DATA EXTRACTS:
====
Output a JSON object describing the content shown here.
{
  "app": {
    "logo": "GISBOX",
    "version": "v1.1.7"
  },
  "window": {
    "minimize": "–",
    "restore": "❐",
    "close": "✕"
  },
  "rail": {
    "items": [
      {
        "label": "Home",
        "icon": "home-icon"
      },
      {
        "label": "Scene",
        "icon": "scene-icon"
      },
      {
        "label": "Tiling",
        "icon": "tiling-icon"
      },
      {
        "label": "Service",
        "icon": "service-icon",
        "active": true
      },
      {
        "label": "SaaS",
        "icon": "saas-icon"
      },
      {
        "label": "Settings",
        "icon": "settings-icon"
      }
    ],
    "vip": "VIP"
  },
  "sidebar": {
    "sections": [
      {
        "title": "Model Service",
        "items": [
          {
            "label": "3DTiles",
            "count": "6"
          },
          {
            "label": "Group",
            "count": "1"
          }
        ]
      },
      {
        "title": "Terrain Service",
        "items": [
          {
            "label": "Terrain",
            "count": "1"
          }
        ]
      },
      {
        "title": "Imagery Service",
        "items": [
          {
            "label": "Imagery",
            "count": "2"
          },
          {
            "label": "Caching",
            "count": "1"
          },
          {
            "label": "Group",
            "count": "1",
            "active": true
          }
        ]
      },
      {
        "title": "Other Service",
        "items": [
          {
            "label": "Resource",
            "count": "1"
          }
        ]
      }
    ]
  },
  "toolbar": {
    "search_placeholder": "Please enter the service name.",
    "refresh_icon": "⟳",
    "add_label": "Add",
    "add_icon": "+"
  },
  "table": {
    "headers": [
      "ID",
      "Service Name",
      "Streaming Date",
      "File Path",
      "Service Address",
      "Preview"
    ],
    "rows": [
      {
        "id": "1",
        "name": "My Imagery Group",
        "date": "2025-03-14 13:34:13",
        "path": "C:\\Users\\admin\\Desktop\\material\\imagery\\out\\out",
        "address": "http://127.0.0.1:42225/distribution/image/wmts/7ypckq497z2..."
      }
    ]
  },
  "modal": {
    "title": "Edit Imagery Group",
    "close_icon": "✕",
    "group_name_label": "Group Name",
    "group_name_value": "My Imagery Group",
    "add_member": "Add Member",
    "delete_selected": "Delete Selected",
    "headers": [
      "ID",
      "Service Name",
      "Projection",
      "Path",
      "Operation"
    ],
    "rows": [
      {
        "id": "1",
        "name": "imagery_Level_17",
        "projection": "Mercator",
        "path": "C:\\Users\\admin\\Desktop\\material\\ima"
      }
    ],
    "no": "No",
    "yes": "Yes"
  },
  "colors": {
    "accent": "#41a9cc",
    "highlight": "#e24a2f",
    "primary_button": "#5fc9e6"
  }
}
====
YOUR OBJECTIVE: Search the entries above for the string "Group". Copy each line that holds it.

ANSWER SECTION:
            "label": "Group",
            "label": "Group",
        "name": "My Imagery Group",
    "title": "Edit Imagery Group",
    "group_name_label": "Group Name",
    "group_name_value": "My Imagery Group",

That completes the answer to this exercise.